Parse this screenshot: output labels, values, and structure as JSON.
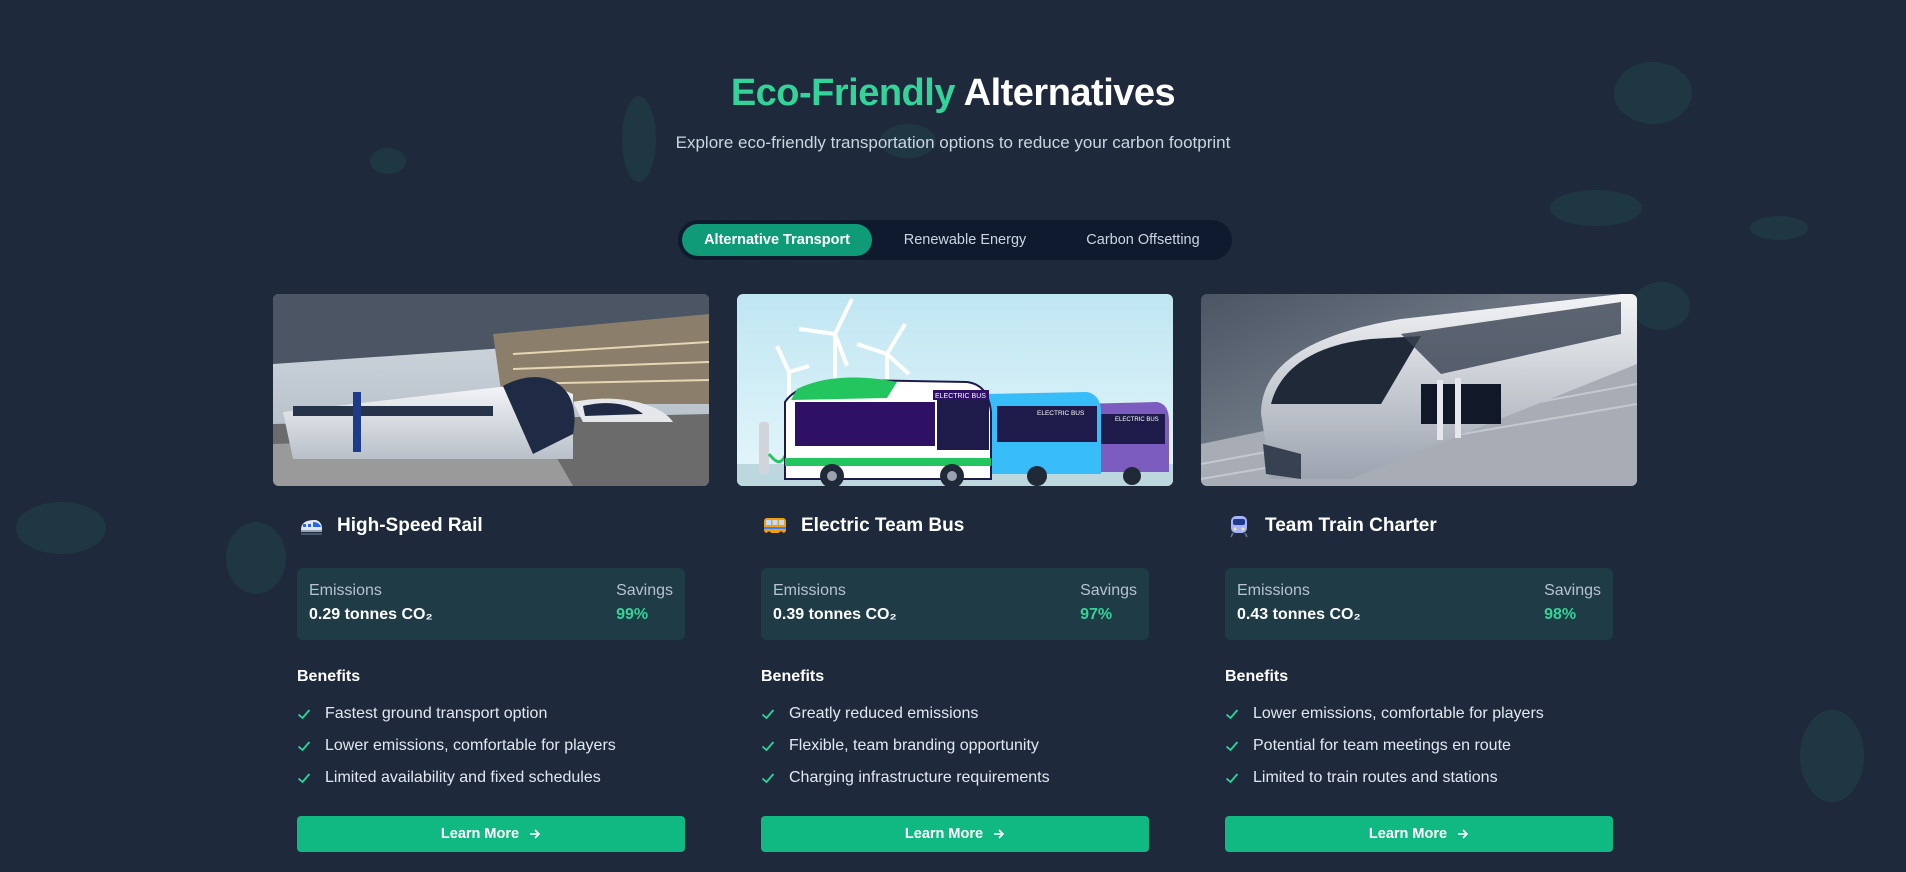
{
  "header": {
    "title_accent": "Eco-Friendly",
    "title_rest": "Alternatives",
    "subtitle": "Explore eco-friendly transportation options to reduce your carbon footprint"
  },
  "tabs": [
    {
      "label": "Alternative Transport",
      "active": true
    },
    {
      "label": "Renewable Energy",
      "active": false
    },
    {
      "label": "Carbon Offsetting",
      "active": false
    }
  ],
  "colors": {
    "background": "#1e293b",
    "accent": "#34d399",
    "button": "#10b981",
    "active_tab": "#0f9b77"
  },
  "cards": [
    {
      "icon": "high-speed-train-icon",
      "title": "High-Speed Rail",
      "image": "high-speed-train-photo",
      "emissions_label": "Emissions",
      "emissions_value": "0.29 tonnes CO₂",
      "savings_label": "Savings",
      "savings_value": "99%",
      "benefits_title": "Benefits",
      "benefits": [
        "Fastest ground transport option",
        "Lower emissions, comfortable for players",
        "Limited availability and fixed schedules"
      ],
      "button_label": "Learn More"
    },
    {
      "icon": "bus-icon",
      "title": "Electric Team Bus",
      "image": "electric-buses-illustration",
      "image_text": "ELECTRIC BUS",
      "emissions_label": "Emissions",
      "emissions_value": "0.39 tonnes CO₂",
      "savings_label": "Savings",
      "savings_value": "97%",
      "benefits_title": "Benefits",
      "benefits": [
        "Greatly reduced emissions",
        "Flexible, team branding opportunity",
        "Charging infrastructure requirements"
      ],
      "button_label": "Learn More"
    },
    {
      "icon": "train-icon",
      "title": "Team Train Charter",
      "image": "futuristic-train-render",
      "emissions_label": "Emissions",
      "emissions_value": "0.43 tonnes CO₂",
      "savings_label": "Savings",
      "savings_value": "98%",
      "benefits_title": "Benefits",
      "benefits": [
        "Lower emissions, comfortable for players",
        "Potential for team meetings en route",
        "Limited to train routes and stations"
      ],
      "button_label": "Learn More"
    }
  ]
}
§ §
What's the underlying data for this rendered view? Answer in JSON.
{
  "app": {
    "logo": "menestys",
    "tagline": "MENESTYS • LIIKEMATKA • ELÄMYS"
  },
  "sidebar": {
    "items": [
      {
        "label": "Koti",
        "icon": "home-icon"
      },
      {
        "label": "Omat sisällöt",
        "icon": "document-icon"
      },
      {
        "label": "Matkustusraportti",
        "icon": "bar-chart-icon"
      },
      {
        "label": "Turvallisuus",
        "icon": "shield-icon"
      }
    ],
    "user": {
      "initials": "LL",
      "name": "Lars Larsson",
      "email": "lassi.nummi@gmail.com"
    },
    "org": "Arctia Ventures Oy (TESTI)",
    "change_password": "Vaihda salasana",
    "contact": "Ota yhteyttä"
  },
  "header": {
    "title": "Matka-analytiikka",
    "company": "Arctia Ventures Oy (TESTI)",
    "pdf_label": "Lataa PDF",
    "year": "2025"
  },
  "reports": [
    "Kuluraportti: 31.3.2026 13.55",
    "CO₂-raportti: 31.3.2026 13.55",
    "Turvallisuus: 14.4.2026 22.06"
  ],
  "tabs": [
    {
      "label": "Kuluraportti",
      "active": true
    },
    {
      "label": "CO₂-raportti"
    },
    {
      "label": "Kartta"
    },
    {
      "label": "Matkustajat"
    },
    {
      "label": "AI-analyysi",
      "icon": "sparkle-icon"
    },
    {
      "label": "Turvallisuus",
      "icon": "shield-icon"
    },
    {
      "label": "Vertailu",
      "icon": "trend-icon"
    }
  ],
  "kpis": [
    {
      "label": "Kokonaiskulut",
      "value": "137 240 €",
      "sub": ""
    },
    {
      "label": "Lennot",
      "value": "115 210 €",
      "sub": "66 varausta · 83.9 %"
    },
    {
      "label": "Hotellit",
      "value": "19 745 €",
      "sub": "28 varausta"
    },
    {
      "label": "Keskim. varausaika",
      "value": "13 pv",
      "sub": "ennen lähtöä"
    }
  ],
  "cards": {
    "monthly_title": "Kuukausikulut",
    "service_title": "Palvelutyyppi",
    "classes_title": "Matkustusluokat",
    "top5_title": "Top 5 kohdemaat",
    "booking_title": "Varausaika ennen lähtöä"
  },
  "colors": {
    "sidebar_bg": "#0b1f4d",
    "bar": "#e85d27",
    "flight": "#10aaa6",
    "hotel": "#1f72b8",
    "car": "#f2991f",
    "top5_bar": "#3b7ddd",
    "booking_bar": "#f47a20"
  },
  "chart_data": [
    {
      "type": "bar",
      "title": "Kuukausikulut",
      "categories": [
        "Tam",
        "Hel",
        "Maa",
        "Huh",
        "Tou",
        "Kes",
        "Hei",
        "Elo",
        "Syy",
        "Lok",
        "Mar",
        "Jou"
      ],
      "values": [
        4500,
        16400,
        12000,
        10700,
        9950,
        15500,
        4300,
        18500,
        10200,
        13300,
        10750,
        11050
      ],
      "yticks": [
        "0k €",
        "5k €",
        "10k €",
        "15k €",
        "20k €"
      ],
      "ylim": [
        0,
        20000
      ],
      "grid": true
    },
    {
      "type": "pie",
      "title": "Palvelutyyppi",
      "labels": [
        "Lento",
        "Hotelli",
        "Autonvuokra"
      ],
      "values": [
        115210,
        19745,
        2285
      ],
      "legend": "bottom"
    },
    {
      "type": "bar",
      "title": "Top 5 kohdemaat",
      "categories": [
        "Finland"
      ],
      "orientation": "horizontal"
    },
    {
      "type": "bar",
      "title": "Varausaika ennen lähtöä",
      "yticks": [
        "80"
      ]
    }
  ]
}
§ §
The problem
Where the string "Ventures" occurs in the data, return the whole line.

Output for this task
    "org": "Arctia Ventures Oy (TESTI)",
    "company": "Arctia Ventures Oy (TESTI)",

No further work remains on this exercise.